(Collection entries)
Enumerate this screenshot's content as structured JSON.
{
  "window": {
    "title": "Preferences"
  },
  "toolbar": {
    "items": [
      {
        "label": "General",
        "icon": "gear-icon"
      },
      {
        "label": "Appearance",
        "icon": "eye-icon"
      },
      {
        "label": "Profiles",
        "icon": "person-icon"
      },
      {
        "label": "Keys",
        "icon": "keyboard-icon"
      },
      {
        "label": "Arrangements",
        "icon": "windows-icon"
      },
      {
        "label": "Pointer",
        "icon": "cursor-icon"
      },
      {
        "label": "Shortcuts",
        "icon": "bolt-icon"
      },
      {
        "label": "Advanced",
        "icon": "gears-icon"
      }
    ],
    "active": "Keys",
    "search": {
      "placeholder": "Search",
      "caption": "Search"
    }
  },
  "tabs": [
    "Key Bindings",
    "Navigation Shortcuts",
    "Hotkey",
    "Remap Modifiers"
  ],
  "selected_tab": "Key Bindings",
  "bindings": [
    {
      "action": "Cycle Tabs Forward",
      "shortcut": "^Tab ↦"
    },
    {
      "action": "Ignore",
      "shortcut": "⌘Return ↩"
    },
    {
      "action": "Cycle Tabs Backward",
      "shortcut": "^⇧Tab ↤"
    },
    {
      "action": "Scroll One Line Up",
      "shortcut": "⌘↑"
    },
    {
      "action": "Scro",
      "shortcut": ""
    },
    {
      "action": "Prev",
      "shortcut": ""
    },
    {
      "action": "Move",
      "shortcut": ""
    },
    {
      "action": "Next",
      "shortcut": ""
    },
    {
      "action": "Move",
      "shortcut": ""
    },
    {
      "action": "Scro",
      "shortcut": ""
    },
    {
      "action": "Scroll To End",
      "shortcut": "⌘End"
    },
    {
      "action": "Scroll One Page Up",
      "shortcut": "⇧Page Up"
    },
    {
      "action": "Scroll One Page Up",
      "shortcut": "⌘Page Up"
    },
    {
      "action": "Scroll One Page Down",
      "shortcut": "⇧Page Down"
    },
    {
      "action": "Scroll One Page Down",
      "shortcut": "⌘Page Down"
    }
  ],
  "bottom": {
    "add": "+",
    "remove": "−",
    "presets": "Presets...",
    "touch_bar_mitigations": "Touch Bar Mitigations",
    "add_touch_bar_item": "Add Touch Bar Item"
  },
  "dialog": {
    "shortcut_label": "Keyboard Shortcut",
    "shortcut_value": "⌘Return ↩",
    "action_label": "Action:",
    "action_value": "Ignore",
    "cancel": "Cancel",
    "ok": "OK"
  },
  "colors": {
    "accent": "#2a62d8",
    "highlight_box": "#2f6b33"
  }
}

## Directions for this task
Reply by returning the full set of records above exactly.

## Result of the task
Enumerate this screenshot's content as structured JSON.
{
  "window": {
    "title": "Preferences"
  },
  "toolbar": {
    "items": [
      {
        "label": "General",
        "icon": "gear-icon"
      },
      {
        "label": "Appearance",
        "icon": "eye-icon"
      },
      {
        "label": "Profiles",
        "icon": "person-icon"
      },
      {
        "label": "Keys",
        "icon": "keyboard-icon"
      },
      {
        "label": "Arrangements",
        "icon": "windows-icon"
      },
      {
        "label": "Pointer",
        "icon": "cursor-icon"
      },
      {
        "label": "Shortcuts",
        "icon": "bolt-icon"
      },
      {
        "label": "Advanced",
        "icon": "gears-icon"
      }
    ],
    "active": "Keys",
    "search": {
      "placeholder": "Search",
      "caption": "Search"
    }
  },
  "tabs": [
    "Key Bindings",
    "Navigation Shortcuts",
    "Hotkey",
    "Remap Modifiers"
  ],
  "selected_tab": "Key Bindings",
  "bindings": [
    {
      "action": "Cycle Tabs Forward",
      "shortcut": "^Tab ↦"
    },
    {
      "action": "Ignore",
      "shortcut": "⌘Return ↩"
    },
    {
      "action": "Cycle Tabs Backward",
      "shortcut": "^⇧Tab ↤"
    },
    {
      "action": "Scroll One Line Up",
      "shortcut": "⌘↑"
    },
    {
      "action": "Scro",
      "shortcut": ""
    },
    {
      "action": "Prev",
      "shortcut": ""
    },
    {
      "action": "Move",
      "shortcut": ""
    },
    {
      "action": "Next",
      "shortcut": ""
    },
    {
      "action": "Move",
      "shortcut": ""
    },
    {
      "action": "Scro",
      "shortcut": ""
    },
    {
      "action": "Scroll To End",
      "shortcut": "⌘End"
    },
    {
      "action": "Scroll One Page Up",
      "shortcut": "⇧Page Up"
    },
    {
      "action": "Scroll One Page Up",
      "shortcut": "⌘Page Up"
    },
    {
      "action": "Scroll One Page Down",
      "shortcut": "⇧Page Down"
    },
    {
      "action": "Scroll One Page Down",
      "shortcut": "⌘Page Down"
    }
  ],
  "bottom": {
    "add": "+",
    "remove": "−",
    "presets": "Presets...",
    "touch_bar_mitigations": "Touch Bar Mitigations",
    "add_touch_bar_item": "Add Touch Bar Item"
  },
  "dialog": {
    "shortcut_label": "Keyboard Shortcut",
    "shortcut_value": "⌘Return ↩",
    "action_label": "Action:",
    "action_value": "Ignore",
    "cancel": "Cancel",
    "ok": "OK"
  },
  "colors": {
    "accent": "#2a62d8",
    "highlight_box": "#2f6b33"
  }
}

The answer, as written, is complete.